Data about app and page elements
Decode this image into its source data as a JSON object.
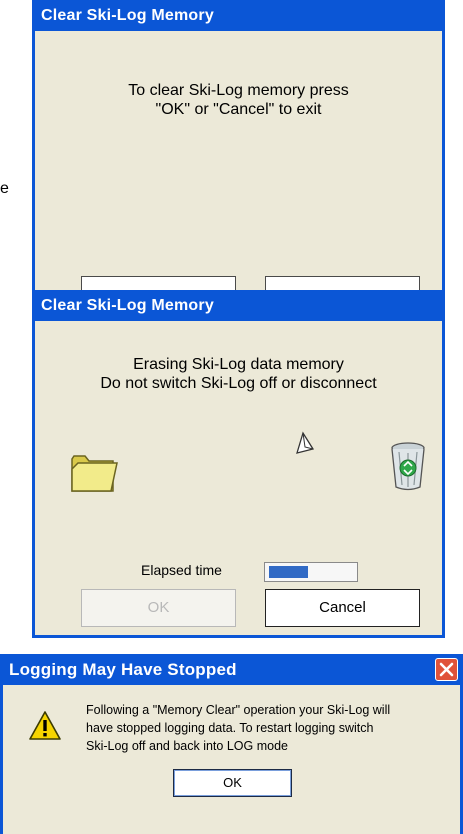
{
  "stray_text": "e",
  "dialog1": {
    "title": "Clear Ski-Log Memory",
    "message_line1": "To clear Ski-Log memory press",
    "message_line2": "\"OK\" or \"Cancel\" to exit"
  },
  "dialog2": {
    "title": "Clear Ski-Log Memory",
    "message_line1": "Erasing Ski-Log data memory",
    "message_line2": "Do not switch Ski-Log off or disconnect",
    "elapsed_label": "Elapsed time",
    "progress": 0.45,
    "ok_label": "OK",
    "cancel_label": "Cancel",
    "icons": [
      "folder-icon",
      "flying-paper-icon",
      "recycle-bin-icon"
    ]
  },
  "dialog3": {
    "title": "Logging May Have Stopped",
    "message_line1": "Following a \"Memory Clear\" operation your Ski-Log will",
    "message_line2": "have stopped logging data. To restart logging switch",
    "message_line3": "Ski-Log off and back into LOG mode",
    "ok_label": "OK",
    "icons": [
      "warning-icon",
      "close-icon"
    ]
  },
  "colors": {
    "titlebar": "#0b56d6",
    "dialog_bg": "#ece9d8",
    "progress_fill": "#316ac5",
    "close_button": "#e0533a",
    "warning": "#f5d400"
  }
}
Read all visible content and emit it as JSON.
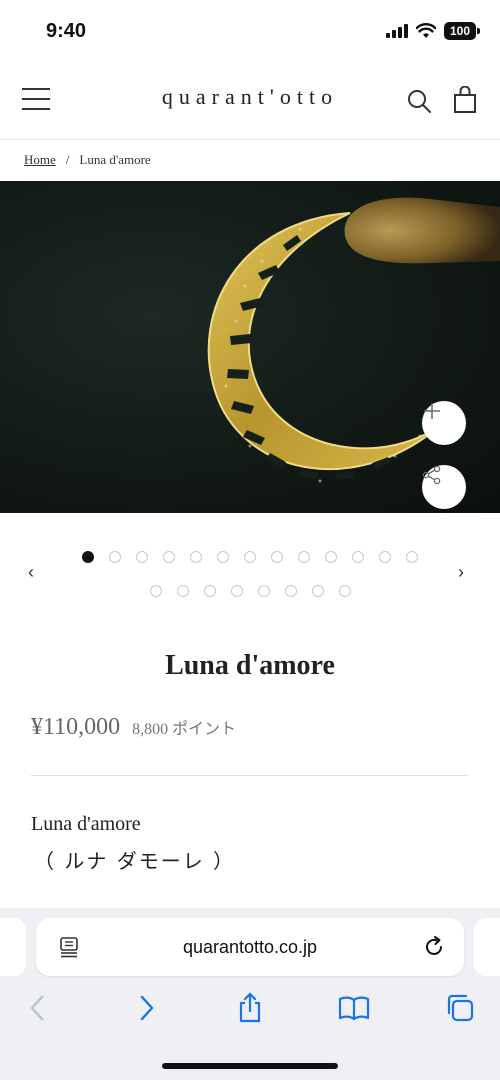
{
  "status_bar": {
    "time": "9:40",
    "battery": "100"
  },
  "header": {
    "logo": "quarant'otto",
    "icons": [
      "menu-icon",
      "search-icon",
      "shopping-bag-icon"
    ]
  },
  "breadcrumb": {
    "home": "Home",
    "separator": "/",
    "current": "Luna d'amore"
  },
  "gallery": {
    "buttons": [
      "plus-icon",
      "share-icon"
    ],
    "prev": "‹",
    "next": "›",
    "dots_total": 21,
    "active_index": 0
  },
  "product": {
    "title": "Luna d'amore",
    "price": "¥110,000",
    "points": "8,800 ポイント",
    "description_name": "Luna d'amore",
    "description_kana": "（ ルナ ダモーレ ）"
  },
  "browser": {
    "url": "quarantotto.co.jp",
    "toolbar_icons": [
      "back-icon",
      "forward-icon",
      "share-icon",
      "bookmarks-icon",
      "tabs-icon"
    ]
  },
  "colors": {
    "accent_blue": "#1a73e8",
    "text": "#222222",
    "muted": "#777777"
  }
}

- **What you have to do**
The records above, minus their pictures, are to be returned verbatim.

- **Answer below**
Decode this image into its source data as a JSON object.
{
  "stray_text": "e",
  "dialog1": {
    "title": "Clear Ski-Log Memory",
    "message_line1": "To clear Ski-Log memory press",
    "message_line2": "\"OK\" or \"Cancel\" to exit"
  },
  "dialog2": {
    "title": "Clear Ski-Log Memory",
    "message_line1": "Erasing Ski-Log data memory",
    "message_line2": "Do not switch Ski-Log off or disconnect",
    "elapsed_label": "Elapsed time",
    "progress": 0.45,
    "ok_label": "OK",
    "cancel_label": "Cancel",
    "icons": [
      "folder-icon",
      "flying-paper-icon",
      "recycle-bin-icon"
    ]
  },
  "dialog3": {
    "title": "Logging May Have Stopped",
    "message_line1": "Following a \"Memory Clear\" operation your Ski-Log will",
    "message_line2": "have stopped logging data. To restart logging switch",
    "message_line3": "Ski-Log off and back into LOG mode",
    "ok_label": "OK",
    "icons": [
      "warning-icon",
      "close-icon"
    ]
  },
  "colors": {
    "titlebar": "#0b56d6",
    "dialog_bg": "#ece9d8",
    "progress_fill": "#316ac5",
    "close_button": "#e0533a",
    "warning": "#f5d400"
  }
}
Read all visible content and emit it as JSON.
{
  "status_bar": {
    "time": "9:40",
    "battery": "100"
  },
  "header": {
    "logo": "quarant'otto",
    "icons": [
      "menu-icon",
      "search-icon",
      "shopping-bag-icon"
    ]
  },
  "breadcrumb": {
    "home": "Home",
    "separator": "/",
    "current": "Luna d'amore"
  },
  "gallery": {
    "buttons": [
      "plus-icon",
      "share-icon"
    ],
    "prev": "‹",
    "next": "›",
    "dots_total": 21,
    "active_index": 0
  },
  "product": {
    "title": "Luna d'amore",
    "price": "¥110,000",
    "points": "8,800 ポイント",
    "description_name": "Luna d'amore",
    "description_kana": "（ ルナ ダモーレ ）"
  },
  "browser": {
    "url": "quarantotto.co.jp",
    "toolbar_icons": [
      "back-icon",
      "forward-icon",
      "share-icon",
      "bookmarks-icon",
      "tabs-icon"
    ]
  },
  "colors": {
    "accent_blue": "#1a73e8",
    "text": "#222222",
    "muted": "#777777"
  }
}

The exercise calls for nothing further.